3. Challenges: What are some of the main challenges faced by humanitarian actors in delivering cash and voucher assistance in these two complex emergency contexts?

As mentioned, the main challenge in the early days of these disasters is market functionality and people’s access to markets and services.

Agencies should coordinate joint rapid market assessments in order to get a better understanding of item availability, prices, and supply chains. This is already happening in Libya.

Another challenge is setting up cash delivery mechanisms where they are not already in place. In Libya, for example, agencies are trying to quickly sign agreements with financial service providers to be able to deliver CVA or are considering providing cash in hand.

In Morocco, the main challenge so far is coordination between agencies considering a CVA response, as there weren’t any pre-existing coordination structures.

Overall, agencies should keep in mind people’s preferences and the market situation.

While disasters like this are difficult to predict, the identification of appropriate CVA delivery mechanisms can save significant time at the start of a response.

4. Coordination. How is coordination among different organizations being managed to ensure an effective response?

The coordination in Libya is relying on existing structures with the cash and markets working group already meeting and providing input into the flash appeal. Within the cash coordination structure, agencies are sharing their plans for delivering assistance and the cash coordinators are working closely with them on harmonisation of transfer values and targeting approaches.

In Morocco the government is mobilising large amounts of resources to support the affected areas. Formal coordination structures for CVA are not yet in place. We are aware that some organisations are trying to coordinate, and we have been actively connecting organisations which are considering CVA to avoid any duplication of efforts.

5. Next steps: What needs to happen next to deliver effective relief in Libya and Morocco, especially in terms of humanitarian cash and voucher assistance?

Agencies should continue coordinating closely and jointly assessing markets – including accessibility, availability of items, and prices. In Libya, this might be easier as a coordination structure is already in place.

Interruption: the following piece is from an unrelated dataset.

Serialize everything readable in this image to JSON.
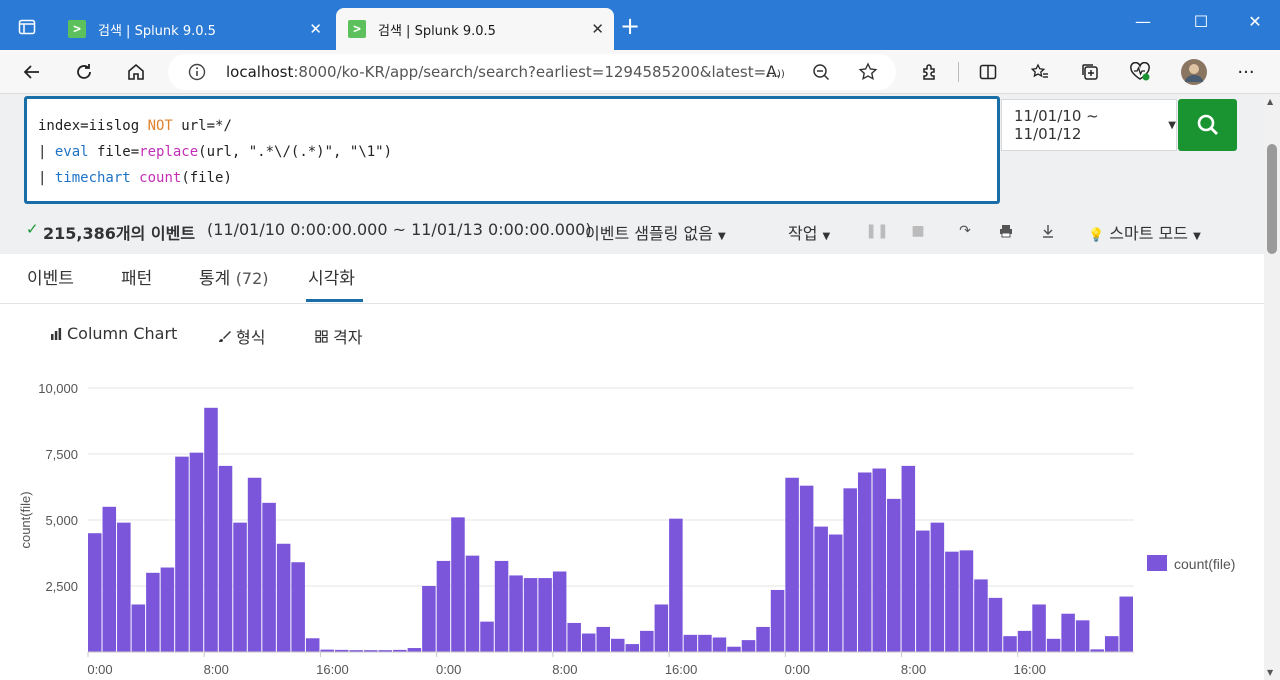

As the context permits, donors need to mobilise funding to enable the quick delivery of CVA.

As mentioned, national actors have responded quickly. As international actors engage, they need to support and build on the initial local response, being guided by and engaging with existing local networks and organisations for expertise and information.

6. Support. Where can humanitarians, especially those implementing CVA programmes, reach out for further support?

In Libya, I would advise any organisation delivering or considering CVA, to get in touch with the cash working group, which can be found on the CALP website – on the communities page. In the case of Morocco, that information is pending so in the meantime they can reach out to the UN OCHA office or contact us to try and help them connect with other organisations.

For any support on tools and guidance, the CALP Programme Quality Toolbox can be a good resource. If there’s anything specific that you’re looking for, or need any other support, please feel free to get in touch with the CALP team.